Stress often has detrimental effects on memory and cognition, effects that are especially challenging for older adults to sustain on top of existing age-related declines. In this project, we investigate whether estradiol (E2) protects against such effects. In humans E2 reduces the magnitude of the stress response and aids cognition. Further, in vitro and in vivo animal research shows that E2 protects the brain from the negative effects of stress hormones. Together, this pattern of results suggests the E2 may protect aging women's neural and cognitive integrity during times of stress. The current application tests this hypothesis by examining the effects of short-term E2 treatment on various systems affected by stress as well as testing a mechanism of action for E2 protection. First, we will examine the ability of a short-term E2 intervention to reduce physiological effects of stress, stress-induced impairments in working memory performance, and associated changes in brain activation. Work in our laboratory reveals that post-menopausal women with high salivary E2 levels as a result of taking E2 supplements release less of the stress hormone, cortisol, in response to a stressor than women with low salivary E2 levels. We also found that working memory performance in the high-E2 women was unhindered by stress, whereas low-E2 women performed significantly worse under stress than under control conditions. As a result of the E2-related reduction in stress hormone release we expect to find that E2 will be associated with 1) dampening the stress-induced changes in hippocampal cerebral blood flow and bilateral connectivity at rest during stress and control conditions, 2) smaller stress-induced decreases in heart-rate variability, and 3) hippocampal and prefrontal cortex activity while playing a working memory game. Second, we will test a potential mechanism of action for estradiol protection against stress. We hypothesize E2 limits vulnerability of the hippocampus to the effects of stress, allowing the hippocampus to effectively shut down the stress response, which curtails the levels of cortisol available and the amount of time cortisol is available to act on neural tissue. To test this we will compare estradiol and placebo groups on hippocampal cerebral blood flow and bilateral functional connectivity at rest, under stress and control conditions. These measures will be correlated with all estradiol levels, cortisol response, HRV, and working- memory-related brain activity and performance. The proposed research aims to uncover whether E2 can in fact reduce the negative effect of stress on memory in post-menopausal human females, as well as the brain mechanisms involved in this protection against stress. This research will further inform the medical field on the effects of E2 on stress and memory, which could lead to better guidance and advice for patients seeking information on E2 treatment during or after menopause.

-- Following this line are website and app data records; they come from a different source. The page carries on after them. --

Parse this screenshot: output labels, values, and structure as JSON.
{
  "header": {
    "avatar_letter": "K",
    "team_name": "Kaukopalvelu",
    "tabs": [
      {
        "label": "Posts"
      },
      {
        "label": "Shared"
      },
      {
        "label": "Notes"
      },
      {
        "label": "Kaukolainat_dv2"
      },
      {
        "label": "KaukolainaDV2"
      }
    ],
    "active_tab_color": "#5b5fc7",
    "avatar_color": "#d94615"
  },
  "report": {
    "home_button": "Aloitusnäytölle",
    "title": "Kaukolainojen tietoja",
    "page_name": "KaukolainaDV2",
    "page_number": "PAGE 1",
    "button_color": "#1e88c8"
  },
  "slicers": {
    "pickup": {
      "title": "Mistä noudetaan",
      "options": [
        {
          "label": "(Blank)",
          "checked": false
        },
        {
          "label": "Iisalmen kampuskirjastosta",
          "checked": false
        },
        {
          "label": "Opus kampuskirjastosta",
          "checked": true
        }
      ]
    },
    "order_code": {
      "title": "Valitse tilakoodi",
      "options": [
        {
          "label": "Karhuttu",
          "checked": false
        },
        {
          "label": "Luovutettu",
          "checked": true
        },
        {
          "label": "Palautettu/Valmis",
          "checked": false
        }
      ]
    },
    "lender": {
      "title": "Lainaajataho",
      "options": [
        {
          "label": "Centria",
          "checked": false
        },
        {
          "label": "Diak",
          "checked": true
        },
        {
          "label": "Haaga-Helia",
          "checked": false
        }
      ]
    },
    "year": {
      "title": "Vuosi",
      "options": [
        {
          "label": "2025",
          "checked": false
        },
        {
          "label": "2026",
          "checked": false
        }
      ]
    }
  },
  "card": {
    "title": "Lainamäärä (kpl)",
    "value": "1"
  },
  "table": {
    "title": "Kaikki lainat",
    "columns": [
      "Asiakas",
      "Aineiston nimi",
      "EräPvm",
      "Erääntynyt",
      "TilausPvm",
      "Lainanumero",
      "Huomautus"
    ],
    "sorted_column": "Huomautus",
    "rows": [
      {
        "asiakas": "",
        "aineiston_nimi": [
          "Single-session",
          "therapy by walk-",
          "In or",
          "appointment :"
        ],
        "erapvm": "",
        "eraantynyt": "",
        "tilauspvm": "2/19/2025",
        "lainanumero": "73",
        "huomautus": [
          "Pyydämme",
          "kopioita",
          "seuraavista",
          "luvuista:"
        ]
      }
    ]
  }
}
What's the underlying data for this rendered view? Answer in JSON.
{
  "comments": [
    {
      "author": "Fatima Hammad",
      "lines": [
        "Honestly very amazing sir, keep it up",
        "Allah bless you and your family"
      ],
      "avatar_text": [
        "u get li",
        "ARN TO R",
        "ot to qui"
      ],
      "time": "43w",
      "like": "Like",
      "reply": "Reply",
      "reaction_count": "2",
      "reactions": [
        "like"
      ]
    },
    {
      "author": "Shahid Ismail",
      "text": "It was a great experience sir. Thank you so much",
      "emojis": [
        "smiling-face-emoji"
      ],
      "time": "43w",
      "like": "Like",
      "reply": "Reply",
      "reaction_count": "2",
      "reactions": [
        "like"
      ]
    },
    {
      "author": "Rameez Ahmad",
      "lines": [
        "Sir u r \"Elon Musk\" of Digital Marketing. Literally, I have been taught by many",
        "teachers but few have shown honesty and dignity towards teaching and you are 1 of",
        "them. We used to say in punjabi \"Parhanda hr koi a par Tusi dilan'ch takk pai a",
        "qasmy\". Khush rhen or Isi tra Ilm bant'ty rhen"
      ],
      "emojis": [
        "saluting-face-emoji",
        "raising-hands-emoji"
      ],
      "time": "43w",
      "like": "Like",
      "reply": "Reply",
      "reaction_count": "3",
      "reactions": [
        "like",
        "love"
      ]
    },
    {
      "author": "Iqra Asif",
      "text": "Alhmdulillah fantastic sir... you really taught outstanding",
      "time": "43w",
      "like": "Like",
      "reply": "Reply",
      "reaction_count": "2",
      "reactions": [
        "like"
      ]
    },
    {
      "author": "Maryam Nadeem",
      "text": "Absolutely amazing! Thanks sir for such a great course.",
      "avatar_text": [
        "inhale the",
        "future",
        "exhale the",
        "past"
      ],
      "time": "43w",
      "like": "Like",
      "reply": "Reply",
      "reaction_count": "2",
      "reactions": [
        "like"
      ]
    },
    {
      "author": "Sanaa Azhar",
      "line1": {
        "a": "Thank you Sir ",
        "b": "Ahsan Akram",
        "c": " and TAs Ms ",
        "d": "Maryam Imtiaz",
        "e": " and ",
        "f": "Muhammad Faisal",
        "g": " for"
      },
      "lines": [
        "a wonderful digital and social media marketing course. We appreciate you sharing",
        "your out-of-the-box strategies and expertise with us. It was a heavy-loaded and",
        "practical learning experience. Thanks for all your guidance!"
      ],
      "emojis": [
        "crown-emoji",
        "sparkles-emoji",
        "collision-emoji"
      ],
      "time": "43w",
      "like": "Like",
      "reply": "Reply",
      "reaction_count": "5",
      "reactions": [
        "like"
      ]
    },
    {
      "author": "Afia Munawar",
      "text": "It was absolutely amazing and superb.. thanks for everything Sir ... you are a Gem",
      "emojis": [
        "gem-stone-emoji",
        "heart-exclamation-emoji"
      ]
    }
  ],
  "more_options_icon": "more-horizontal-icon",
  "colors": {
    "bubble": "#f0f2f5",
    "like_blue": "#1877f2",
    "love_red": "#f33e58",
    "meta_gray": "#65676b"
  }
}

Aging is associated with declines in various learning and memory systems. Likewise, aging can magnify the negative effects of stress. However, research in animals show that estradiol might reduce the negative effects of stress in young and aged animals. The proposed research aims to uncover whether estradiol can in fact reduce the negative effect of stress on memory in post-menopausal human females, as well as test a potential mechanism of action for estradiol protection. This research will further inform the medical field on the effects of estradiol on stress and memory, which could lead to better guidance and advice for patients seeking information on estradiol treatment during or after menopause.
|Herrera, Alexandra Ycaza; Hodis, Howard N; Mack, Wendy J et al. (2017) Estradiol Therapy After Menopause Mitigates Effects of Stress on Cortisol and Working Memory. J Clin Endocrinol Metab 102:4457-4466|
|Herrera, Alexandra Ycaza; Nielsen, Shawn E; Mather, Mara (2016) Stress-induced increases in progesterone and cortisol in naturally cycling women. Neurobiol Stress 3:96-104|
|Mather, Mara (2016) The Affective Neuroscience of Aging. Annu Rev Psychol 67:213-38|
|Ycaza Herrera, Alexandra; Mather, Mara (2015) Actions and interactions of estradiol and glucocorticoids in cognition and the brain: Implications for aging women. Neurosci Biobehav Rev 55:36-52|